Make a cornice box out of thick foam-core board and hot glue batting on top. Then cover it with a beautiful fabric for a simple modern DIY valance box.
Use clip-on curtain rings and hang a row of decorative napkins, kitchen towels, or vintage handkerchiefs from a simple curtain rod. Check out this video and learn how to make an impressive kitchen window valance with no sewing at all:
A rod pocket valance looks amazing paired with farmhouse decor. Hang a short buffalo check valance over a longer lace sheer curtain, and drape the top with a dried vine garland.
Burlap is another excellent window treatment fabric in a farmhouse kitchen. Use it as a window scarf or a roman shade. Pair it with lace or grosgrain ribbon if its rough texture feels too rustic for the space.
Turn to lace whenever you need to soften the edges of a valance, curtain panel, or shade. Or shop for full lace panels with a rod pocket top for a fully delicate window treatment.
Lace adds a Victorian flavor to traditional home decor. It allows natural light to filter through, making it perfect for when you want a little window embellishment that doesn’t block light.
10. Mock Roman Shade
A real roman shade has strings or ribbons that allow it to be raised and lowered. A mock roman shade looks the same as a half-raised roman shade, but it’s permanently sewn into that position. It cannot be raised or lowered.
Also called a faux roman shade, fake roman shade, or roman shade valance, these are an attractive decorative window treatment. Its clean, horizontal pleats merge well with most interior design styles.
Modern home interiors celebrate minimalism, so a valance in this type of space should be simple and solid-colored. A simple strip of white, black, or grey fabric that hides miniblind or window shade hardware is enough.
If you feel your modern valance needs some embellishment, keep it simple. Hang it from a brushed nickel curtain rod, or attach a few bronze buttons along the border. Or look for an arched valance in a solid color, to add a different shape while maintaining a modern aesthetic.
Flowered, striped, plaid, and dotted fabrics have long been used for kitchen window treatments.
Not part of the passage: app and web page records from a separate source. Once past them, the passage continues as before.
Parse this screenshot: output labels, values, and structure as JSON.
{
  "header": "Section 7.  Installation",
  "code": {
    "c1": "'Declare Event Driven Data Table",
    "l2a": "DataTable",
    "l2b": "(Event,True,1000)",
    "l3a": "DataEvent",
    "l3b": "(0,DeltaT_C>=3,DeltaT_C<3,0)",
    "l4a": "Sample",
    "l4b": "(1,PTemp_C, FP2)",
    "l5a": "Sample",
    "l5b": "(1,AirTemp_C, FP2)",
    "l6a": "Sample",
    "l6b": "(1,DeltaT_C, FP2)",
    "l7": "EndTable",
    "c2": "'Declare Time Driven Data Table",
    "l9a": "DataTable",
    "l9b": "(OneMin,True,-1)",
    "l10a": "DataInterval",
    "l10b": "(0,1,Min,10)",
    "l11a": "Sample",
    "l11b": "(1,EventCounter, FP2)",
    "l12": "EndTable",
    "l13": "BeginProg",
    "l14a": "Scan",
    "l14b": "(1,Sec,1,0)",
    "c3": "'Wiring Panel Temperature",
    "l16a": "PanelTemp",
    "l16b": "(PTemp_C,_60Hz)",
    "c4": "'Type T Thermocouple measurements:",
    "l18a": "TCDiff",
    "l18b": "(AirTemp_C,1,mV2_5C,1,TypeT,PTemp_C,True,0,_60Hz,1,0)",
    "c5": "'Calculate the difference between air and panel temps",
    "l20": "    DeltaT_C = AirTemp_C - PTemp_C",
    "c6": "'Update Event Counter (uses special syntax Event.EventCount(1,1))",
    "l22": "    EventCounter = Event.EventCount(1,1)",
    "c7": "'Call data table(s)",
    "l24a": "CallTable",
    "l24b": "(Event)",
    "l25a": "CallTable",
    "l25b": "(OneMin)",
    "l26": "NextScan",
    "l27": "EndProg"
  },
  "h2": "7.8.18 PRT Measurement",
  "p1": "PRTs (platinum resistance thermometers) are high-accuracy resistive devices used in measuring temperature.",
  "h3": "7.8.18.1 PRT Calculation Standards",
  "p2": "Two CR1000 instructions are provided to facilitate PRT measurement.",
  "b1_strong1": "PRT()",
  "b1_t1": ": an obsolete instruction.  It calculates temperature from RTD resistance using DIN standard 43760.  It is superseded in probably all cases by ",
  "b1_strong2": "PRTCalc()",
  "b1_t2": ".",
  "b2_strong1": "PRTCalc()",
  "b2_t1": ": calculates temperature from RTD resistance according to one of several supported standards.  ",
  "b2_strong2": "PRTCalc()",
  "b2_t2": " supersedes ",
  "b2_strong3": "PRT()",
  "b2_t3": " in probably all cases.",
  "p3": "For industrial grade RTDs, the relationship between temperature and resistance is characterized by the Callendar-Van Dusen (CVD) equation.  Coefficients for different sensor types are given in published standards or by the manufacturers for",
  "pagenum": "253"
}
A delicate toile or cabbage rose print is perfect in a country kitchen while fabric with stripes better suits a traditional cottage.
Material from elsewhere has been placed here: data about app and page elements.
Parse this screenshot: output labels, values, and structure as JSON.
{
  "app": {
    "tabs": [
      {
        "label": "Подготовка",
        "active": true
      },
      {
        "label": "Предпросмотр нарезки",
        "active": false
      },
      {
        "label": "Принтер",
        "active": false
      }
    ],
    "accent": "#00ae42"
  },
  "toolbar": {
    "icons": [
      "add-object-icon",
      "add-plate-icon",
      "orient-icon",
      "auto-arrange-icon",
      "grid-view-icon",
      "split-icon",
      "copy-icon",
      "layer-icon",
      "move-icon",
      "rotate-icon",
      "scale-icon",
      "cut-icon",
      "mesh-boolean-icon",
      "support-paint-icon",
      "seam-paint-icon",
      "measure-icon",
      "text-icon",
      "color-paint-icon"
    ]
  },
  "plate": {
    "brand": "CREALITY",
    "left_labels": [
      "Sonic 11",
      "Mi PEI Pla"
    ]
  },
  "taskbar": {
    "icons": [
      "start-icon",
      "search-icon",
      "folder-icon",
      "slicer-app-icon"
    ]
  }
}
Fabric pattern options are limitless, with options for every style of decorating. White fabric embellished with loose colorful brushstrokes could be perfect in a modern kitchen. Sputnik or space-age prints are ideal on a café curtain/valance duo in a midcentury modern ranch.
A pelmet is similar to a cornice in that it’s a framework placed above a window or door to conceal curtain hardware. It can be covered in fabric, stained, or painted. They were often installed in European homes to help prevent convection currents.
Pelmets usually project further from the wall than a valance or cornice, which may be a look you’re after. Because they’re made with a sturdy frame, they are good for hiding heavy curtain hardware, such as the kind used to hang blackout curtain or velvet curtain panels.
A softly scalloped valance in a floral print is a common fixture in French provincial and English cottage kitchens. Its curved edge adds a nice sense of motion to your window areas.
Scalloped edge valances can be left plain or finished with cording or ribbon edges. Tassel or lace borders are also classic embellishments to add to a curvy scalloped valance.
A swag is one of the simplest options for a kitchen valance. Simply drape a length of material over two brackets attached to each side of the window.
Upcycle a vintage scarf or table runner by turning it into a kitchen window valance. Tulle is another pretty material to drape into a swag when you want a sheer feeling without the details of a lace valance.
Kitchen Valance FAQs
Window valances are still in style, but current versions of this kitchen window treatment are more tailored than in years past. However, certain home decor styles still support classic window valance ideas, such as hanging an ascot valance in a traditional kitchen.
A valance should be one-fourth of the window height, plus one inch.